**What to work on**
Where the word "VDDX" occurs in a line of the data, return the whole line.

Items from a dataset
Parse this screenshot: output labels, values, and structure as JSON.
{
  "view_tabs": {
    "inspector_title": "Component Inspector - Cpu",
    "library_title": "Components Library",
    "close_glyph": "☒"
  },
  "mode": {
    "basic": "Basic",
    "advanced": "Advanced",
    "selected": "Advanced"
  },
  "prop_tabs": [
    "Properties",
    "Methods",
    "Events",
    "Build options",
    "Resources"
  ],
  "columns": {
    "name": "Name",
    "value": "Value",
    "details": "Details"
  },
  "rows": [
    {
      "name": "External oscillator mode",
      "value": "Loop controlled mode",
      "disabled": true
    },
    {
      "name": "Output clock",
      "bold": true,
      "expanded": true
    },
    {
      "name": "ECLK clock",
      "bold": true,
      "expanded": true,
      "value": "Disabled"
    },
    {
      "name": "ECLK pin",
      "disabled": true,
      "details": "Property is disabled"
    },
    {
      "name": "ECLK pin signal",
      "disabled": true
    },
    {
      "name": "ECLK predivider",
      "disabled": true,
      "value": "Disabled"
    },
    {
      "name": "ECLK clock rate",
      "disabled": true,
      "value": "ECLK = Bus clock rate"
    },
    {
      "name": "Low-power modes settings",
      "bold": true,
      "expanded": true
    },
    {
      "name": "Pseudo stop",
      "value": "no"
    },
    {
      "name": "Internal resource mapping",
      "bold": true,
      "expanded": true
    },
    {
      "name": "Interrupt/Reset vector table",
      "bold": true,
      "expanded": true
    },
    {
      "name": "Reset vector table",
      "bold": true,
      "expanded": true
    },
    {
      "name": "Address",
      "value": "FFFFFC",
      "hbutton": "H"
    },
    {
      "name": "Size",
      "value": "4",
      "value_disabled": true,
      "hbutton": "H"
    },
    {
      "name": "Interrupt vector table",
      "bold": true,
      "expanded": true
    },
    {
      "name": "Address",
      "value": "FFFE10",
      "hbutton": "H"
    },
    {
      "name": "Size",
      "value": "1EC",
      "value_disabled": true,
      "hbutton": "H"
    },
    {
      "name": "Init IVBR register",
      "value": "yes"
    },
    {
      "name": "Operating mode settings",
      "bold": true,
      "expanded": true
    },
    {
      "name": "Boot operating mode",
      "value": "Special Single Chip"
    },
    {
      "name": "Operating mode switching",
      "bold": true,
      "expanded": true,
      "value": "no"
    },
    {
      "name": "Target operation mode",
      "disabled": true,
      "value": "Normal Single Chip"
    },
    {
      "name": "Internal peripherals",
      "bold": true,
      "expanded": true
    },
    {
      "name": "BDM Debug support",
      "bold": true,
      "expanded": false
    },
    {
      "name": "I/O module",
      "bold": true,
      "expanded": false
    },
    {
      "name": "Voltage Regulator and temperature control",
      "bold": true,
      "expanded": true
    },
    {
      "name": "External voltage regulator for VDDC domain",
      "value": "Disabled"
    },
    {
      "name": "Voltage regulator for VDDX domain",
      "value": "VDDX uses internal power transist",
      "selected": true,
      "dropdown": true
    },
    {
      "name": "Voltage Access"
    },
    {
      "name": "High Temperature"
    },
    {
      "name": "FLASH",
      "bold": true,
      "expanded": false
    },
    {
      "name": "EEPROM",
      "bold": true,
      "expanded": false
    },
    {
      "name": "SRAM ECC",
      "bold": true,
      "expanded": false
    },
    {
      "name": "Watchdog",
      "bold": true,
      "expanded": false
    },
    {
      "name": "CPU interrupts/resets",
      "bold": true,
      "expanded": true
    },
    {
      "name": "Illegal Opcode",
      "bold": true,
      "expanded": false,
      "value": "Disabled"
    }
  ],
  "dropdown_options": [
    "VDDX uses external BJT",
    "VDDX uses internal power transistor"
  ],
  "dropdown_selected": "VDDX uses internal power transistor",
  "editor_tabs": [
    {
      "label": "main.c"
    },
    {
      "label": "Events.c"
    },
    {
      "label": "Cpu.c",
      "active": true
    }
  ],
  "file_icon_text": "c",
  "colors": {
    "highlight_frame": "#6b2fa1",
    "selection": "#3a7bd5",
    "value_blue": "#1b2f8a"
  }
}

**Exercise answer**
      "name": "Voltage regulator for VDDX domain",
      "value": "VDDX uses internal power transist",
    "VDDX uses external BJT",
    "VDDX uses internal power transistor"
  "dropdown_selected": "VDDX uses internal power transistor",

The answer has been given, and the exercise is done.